## WORK TASK:
Show all lines of the entries in which the word "identify" is found.

Segment Open

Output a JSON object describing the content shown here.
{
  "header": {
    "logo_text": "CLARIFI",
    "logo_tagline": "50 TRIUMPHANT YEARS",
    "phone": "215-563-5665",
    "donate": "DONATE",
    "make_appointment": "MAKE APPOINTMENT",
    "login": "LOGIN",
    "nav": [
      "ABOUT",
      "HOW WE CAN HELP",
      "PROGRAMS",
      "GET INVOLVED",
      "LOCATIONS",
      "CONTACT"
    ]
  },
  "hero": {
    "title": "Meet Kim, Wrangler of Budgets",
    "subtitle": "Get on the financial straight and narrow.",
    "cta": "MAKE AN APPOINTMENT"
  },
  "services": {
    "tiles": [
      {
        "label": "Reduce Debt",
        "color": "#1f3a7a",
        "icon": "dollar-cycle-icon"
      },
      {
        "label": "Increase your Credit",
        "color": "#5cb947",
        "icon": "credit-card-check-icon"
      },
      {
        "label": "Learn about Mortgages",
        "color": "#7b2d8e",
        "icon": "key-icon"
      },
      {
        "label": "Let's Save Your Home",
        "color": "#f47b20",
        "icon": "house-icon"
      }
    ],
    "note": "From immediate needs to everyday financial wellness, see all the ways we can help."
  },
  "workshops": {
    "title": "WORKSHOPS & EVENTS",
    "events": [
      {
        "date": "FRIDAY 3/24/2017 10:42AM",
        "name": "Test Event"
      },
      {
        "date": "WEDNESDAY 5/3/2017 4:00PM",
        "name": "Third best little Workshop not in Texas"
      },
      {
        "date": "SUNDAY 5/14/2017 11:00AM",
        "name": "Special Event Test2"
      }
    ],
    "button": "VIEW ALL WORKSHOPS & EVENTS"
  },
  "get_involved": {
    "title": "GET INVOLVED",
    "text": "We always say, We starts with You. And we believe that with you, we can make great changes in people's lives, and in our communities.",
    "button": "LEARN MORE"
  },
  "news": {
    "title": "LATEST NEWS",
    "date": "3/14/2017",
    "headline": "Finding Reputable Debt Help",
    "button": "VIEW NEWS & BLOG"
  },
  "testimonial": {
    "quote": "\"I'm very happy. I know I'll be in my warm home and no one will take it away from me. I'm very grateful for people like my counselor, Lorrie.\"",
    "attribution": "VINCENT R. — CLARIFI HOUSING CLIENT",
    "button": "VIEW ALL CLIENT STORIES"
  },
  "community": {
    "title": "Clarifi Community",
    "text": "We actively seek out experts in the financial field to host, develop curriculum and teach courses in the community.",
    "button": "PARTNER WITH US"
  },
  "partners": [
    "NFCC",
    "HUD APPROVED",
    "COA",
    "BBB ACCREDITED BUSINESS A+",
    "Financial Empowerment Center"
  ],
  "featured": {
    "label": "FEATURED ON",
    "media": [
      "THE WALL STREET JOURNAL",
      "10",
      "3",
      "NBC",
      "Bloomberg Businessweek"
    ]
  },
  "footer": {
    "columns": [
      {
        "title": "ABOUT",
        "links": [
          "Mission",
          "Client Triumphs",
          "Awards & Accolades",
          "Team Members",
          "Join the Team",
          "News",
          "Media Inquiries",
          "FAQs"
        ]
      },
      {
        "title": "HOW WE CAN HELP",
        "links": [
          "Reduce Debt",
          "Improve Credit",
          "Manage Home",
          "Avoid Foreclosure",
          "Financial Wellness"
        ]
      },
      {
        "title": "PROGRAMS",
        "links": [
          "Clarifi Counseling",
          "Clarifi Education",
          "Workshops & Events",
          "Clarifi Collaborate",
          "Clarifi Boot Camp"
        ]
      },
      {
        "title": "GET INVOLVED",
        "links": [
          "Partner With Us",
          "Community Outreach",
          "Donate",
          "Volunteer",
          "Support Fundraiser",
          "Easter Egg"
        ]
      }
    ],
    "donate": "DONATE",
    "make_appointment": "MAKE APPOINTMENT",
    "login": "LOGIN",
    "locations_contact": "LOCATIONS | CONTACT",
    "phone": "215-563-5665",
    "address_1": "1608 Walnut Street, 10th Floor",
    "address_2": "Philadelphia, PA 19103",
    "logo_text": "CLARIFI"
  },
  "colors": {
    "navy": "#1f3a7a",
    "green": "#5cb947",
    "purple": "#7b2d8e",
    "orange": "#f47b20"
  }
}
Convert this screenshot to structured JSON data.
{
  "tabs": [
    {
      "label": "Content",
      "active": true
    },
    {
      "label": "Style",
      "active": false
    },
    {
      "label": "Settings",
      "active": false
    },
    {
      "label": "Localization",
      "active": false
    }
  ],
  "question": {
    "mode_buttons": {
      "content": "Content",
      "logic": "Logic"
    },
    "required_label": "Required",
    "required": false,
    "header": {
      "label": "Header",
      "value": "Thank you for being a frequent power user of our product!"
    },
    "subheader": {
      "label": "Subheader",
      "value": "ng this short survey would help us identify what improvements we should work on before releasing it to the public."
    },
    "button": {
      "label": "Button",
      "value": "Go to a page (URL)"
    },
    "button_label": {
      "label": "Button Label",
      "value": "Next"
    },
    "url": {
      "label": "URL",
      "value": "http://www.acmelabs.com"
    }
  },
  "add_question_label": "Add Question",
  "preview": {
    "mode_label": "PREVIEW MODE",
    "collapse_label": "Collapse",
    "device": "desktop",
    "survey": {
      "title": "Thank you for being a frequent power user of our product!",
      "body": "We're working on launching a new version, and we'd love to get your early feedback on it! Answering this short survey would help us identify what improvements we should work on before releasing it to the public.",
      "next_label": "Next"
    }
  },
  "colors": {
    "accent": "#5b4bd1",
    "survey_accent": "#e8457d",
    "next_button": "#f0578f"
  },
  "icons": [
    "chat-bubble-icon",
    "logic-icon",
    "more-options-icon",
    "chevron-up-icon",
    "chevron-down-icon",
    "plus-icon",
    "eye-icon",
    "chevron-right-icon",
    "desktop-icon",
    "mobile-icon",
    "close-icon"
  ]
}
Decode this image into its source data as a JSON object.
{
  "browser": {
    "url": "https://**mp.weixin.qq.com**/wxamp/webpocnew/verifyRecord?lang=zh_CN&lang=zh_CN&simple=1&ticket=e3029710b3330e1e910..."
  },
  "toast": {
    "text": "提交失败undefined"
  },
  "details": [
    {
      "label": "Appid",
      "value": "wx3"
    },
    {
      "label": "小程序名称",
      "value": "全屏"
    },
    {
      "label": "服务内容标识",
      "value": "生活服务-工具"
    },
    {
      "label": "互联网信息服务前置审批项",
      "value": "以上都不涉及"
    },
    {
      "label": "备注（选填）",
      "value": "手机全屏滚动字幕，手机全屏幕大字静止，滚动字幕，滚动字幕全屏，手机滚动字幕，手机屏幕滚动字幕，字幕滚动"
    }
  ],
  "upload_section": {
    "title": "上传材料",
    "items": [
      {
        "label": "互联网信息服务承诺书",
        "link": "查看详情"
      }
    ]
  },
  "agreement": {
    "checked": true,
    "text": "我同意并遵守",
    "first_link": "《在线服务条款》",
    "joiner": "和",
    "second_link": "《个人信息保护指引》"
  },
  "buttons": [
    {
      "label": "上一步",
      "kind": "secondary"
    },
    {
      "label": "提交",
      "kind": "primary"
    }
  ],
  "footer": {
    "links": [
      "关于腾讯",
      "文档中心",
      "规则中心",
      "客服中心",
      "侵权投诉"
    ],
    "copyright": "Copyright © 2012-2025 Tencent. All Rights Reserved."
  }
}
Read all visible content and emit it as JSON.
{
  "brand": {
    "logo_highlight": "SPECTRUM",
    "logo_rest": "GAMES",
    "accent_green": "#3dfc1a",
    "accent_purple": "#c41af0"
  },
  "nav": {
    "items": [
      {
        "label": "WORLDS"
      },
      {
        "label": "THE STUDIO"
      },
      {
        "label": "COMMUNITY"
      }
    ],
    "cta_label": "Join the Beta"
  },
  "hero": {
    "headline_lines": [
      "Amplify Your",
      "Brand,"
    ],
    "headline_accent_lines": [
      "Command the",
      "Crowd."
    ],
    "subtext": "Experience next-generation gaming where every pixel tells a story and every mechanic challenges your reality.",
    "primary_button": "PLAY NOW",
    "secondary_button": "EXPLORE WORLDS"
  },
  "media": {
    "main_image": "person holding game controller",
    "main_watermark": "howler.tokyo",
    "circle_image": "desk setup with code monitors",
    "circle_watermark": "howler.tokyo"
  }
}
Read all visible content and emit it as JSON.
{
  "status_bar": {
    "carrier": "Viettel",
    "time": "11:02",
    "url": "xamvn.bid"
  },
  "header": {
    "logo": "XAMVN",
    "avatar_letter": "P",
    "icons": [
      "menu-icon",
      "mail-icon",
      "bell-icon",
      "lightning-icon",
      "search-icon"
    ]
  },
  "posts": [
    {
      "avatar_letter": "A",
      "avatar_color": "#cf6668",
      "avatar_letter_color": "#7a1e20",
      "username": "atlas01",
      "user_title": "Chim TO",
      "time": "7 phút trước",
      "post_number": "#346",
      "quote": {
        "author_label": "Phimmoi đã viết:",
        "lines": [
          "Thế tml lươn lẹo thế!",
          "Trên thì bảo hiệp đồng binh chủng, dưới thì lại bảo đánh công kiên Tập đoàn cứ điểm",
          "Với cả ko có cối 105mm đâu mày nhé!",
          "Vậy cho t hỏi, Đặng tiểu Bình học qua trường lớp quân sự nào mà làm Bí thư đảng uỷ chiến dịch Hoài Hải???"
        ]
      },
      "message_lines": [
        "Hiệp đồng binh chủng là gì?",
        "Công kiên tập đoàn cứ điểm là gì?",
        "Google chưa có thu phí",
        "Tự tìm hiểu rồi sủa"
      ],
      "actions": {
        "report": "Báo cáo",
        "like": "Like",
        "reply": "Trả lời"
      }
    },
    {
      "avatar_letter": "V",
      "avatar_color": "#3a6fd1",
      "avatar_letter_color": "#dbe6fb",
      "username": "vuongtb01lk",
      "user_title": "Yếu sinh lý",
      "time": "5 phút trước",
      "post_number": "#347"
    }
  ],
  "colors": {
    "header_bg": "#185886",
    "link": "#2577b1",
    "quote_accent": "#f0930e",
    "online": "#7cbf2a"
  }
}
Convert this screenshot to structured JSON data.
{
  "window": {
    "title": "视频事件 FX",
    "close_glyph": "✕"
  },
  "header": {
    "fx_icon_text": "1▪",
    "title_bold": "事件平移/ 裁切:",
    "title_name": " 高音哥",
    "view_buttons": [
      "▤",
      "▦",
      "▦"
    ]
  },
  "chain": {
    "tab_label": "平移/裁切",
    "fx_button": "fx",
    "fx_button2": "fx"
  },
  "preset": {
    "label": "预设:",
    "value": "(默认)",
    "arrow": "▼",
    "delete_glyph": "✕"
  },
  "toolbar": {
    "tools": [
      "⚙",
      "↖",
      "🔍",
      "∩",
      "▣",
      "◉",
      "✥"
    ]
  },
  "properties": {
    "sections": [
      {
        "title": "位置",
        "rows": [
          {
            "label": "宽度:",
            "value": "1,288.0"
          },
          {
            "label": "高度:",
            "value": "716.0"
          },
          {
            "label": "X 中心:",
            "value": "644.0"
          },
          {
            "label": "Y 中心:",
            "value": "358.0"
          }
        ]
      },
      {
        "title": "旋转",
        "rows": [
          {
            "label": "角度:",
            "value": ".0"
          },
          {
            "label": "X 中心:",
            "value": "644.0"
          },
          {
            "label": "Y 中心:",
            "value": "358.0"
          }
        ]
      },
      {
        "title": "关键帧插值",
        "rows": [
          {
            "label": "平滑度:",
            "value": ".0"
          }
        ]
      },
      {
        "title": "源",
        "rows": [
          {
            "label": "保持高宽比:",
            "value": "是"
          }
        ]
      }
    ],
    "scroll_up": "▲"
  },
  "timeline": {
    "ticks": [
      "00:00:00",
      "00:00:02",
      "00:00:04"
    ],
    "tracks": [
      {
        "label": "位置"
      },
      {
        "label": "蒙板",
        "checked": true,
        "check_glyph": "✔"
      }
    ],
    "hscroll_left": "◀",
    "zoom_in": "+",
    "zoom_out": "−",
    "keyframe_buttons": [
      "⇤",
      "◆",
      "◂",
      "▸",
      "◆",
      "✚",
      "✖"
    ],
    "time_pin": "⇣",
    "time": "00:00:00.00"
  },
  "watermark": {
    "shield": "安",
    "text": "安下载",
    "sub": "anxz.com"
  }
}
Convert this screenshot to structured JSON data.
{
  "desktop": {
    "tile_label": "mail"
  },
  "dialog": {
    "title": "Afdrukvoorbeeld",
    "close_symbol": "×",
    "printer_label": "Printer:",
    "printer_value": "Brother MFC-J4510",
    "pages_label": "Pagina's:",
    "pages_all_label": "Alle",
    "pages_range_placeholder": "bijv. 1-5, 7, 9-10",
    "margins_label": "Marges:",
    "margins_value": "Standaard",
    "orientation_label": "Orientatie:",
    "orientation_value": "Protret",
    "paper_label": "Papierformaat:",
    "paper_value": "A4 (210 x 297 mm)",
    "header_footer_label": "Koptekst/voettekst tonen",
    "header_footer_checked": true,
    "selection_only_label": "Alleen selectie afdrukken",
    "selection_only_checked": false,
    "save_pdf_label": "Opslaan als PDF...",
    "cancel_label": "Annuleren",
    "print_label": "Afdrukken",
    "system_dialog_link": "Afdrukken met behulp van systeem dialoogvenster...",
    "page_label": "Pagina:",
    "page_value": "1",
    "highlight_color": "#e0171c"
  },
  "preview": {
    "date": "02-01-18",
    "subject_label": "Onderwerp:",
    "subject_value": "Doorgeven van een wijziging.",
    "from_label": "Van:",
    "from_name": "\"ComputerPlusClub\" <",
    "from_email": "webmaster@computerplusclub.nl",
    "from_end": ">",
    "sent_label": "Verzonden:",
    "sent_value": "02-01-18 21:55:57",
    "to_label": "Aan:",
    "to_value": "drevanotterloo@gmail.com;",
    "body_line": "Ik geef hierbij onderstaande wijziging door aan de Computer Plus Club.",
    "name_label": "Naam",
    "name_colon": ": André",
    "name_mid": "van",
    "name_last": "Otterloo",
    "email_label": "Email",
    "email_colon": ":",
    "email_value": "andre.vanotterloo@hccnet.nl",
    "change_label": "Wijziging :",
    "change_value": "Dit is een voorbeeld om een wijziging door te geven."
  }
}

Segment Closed

## REPLY TO THE EXERCISE:
      "value": "ng this short survey would help us identify what improvements we should work on before releasing it to the public."
      "body": "We're working on launching a new version, and we'd love to get your early feedback on it! Answering this short survey would help us identify what improvements we should work on before releasing it to the public.",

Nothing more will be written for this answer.